1. A machine tool including a stand having tool slide mechanisms longitudinally displaceable relative thereto towards respective workpiece holders, said stand defining a plurality of bores extending therethrough transverse to the working direction of the tool slide mechanisms, and a substantially cylindrical assembly unit fitted with a push-fit in at least one of said bores, each said assembly unit including a working cylinder containing a working piston and a piston rod to be actuated by a pressure medium for positioning said piston rod mounted in the stand for moving its respective tool slide mechanism, whereby high shear forces relative to said stand can be sustained and torquing forces can be handled without difficulty.

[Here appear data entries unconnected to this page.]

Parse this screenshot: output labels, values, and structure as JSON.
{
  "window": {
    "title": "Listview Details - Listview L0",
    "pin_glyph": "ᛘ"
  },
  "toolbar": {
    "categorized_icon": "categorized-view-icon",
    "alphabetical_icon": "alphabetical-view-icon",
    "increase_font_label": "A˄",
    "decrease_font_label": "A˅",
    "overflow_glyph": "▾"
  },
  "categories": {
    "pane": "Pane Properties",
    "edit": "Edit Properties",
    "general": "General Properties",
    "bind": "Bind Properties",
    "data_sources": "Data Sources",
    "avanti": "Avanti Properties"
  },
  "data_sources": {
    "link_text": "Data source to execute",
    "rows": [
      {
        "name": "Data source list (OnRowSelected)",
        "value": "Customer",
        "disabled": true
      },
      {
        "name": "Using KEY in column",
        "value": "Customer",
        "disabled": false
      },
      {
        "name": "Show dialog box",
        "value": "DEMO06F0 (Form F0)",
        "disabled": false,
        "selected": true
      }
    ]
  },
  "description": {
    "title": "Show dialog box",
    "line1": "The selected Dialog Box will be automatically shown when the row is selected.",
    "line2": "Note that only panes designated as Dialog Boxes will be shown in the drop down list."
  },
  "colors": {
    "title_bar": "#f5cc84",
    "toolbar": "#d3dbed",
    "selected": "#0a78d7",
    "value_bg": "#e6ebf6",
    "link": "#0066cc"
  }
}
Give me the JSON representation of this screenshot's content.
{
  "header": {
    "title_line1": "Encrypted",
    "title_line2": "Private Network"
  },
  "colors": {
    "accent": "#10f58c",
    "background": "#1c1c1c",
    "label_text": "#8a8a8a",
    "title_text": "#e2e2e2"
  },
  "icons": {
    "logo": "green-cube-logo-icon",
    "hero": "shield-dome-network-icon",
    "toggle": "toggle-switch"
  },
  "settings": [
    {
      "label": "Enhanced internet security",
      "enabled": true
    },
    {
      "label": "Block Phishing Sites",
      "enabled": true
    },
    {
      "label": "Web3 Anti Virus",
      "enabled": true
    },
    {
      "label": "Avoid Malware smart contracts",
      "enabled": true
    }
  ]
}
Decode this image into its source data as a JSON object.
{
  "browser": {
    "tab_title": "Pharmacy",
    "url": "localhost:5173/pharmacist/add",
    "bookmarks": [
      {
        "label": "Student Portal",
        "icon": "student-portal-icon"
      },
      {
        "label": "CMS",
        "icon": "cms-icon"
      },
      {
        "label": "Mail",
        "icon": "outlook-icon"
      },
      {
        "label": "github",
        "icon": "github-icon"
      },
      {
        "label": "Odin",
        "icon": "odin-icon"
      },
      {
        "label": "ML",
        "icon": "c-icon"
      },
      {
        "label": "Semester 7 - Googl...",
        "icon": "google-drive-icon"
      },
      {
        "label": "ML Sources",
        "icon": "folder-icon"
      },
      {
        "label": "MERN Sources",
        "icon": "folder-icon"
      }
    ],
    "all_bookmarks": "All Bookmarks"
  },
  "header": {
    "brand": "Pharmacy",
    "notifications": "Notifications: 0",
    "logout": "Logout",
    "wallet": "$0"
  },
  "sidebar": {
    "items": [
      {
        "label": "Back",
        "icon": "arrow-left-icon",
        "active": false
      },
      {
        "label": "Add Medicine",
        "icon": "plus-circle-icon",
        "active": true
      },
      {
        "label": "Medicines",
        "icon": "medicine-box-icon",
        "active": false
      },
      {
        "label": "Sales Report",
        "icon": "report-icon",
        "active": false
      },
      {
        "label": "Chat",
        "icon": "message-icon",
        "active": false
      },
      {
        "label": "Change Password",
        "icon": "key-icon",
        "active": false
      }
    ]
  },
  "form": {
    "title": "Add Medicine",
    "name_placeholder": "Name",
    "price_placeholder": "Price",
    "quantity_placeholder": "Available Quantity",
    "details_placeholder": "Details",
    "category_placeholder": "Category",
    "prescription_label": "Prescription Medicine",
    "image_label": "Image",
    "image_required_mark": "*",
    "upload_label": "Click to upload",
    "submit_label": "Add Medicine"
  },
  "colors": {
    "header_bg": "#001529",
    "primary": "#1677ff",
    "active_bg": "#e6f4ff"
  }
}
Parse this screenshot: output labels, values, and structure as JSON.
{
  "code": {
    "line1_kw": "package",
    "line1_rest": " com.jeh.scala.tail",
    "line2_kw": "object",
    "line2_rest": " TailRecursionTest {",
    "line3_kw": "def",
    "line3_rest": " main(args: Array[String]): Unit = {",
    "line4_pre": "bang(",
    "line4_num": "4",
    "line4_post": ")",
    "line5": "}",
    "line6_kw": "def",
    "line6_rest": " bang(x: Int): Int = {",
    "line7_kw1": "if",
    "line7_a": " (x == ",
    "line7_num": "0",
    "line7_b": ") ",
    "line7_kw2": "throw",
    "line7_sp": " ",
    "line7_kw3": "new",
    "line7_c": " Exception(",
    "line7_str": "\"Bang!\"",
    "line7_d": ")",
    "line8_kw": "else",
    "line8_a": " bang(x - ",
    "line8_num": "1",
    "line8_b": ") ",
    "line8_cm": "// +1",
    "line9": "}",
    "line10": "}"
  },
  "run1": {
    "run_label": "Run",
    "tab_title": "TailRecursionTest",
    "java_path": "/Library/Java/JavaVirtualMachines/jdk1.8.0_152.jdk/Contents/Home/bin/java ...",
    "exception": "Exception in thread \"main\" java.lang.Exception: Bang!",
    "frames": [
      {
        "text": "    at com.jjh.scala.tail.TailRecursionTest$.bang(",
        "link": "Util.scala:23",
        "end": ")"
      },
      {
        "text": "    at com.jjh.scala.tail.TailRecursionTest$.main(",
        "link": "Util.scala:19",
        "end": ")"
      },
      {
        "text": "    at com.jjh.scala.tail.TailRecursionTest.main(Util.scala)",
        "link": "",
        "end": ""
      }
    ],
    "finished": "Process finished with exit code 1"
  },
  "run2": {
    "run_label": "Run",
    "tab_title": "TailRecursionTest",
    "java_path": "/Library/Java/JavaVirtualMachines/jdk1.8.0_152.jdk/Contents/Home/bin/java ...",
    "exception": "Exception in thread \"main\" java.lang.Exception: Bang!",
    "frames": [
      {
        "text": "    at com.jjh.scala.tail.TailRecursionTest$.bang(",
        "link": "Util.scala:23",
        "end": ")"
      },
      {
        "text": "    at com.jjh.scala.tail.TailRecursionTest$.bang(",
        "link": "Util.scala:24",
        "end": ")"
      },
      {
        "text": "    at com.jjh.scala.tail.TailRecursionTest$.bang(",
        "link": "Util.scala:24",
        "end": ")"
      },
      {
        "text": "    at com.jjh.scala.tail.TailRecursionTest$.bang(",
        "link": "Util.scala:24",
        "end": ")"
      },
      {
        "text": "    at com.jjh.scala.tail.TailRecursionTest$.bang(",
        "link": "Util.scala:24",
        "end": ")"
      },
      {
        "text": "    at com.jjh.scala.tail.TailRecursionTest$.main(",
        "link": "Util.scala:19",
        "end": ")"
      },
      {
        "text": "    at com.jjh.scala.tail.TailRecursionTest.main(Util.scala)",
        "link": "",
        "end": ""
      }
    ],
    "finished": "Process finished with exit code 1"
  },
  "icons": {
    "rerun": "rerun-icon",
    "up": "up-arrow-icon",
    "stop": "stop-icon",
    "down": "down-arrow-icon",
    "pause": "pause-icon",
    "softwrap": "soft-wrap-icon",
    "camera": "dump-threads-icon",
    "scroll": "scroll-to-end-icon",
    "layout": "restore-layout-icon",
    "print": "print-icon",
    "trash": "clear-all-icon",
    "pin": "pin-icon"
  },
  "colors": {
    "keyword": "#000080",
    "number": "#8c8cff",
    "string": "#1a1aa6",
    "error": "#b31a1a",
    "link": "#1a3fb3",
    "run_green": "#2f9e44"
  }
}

2. A machine tool in accordance with claim 1 in which the machine stand is composed of oppositely disposed spaced members and the bores extend therethrough and the cylindrical assembly units are disposed therein.
3. A machine tool in accordance with claim 1 in which each working cylinder is formed by a cylindrical blind-end bore in a cylindrical assembly unit, which blind-end bore extends radially of the main axis of the assembly unit.
4. A machine tool in accordance with claim 1 in which the end-face of each working cylinder that is remote from the working piston lies substantially in a diametral plane of the cylindrical assembly unit.
5. A machine tool in accordance with claim 1 which includes a housing a rapid-stroke cylinder disposed in said housing, piston and a piston rod assemblage disposed coaxially with the working cylinder at least a portion of which assemblage is accommodated in each cylindrical assembly unit, means mechanically connecting the piston in the rapid-stroke cylinder with the working piston of each working cylinder, said working piston being of greater diameter than the piston of the rapid-stroke cylinder.
6. A machine tool in accordance with claim 5 in which each rapid-stroke cylinder includes a cylindrical blind-end bore formed in a cylindrical assembly unit.
7. A machine tool in accordance with claim 5 in that the cylindrical assembly unit for the rapid-stroke cylinder in which the rapid-stroke piston is guided is inserted in a blind-end bore formed in the cylindrical assembly unit.
8. A machine tool in accordance with claim 5 in which the rapid-stroke cylinder is disposed on the machine stand at a distance from its respective cylindrical assembly unit.
|3255655||June 1966||Stockard, Jr.|
|3529502||September 1970||Krynytzky et al.|
Filed: Jun 3, 1976
Date of Patent: Jan 10, 1978
Assignee: Rolf Peddinghaus (Gevelsberg)
Inventors: Rolf Peddinghaus (Gevelsberg), Ludwig Regenbrecht (Gevelsberg)
Primary Examiner: Z. R. Bilinsky
Law Firm: Dressler, Goldsmith, Clement, Gordon & Shore, Ltd.
Application Number: 5/692,558
International Classification: B26D 504; B26D 512;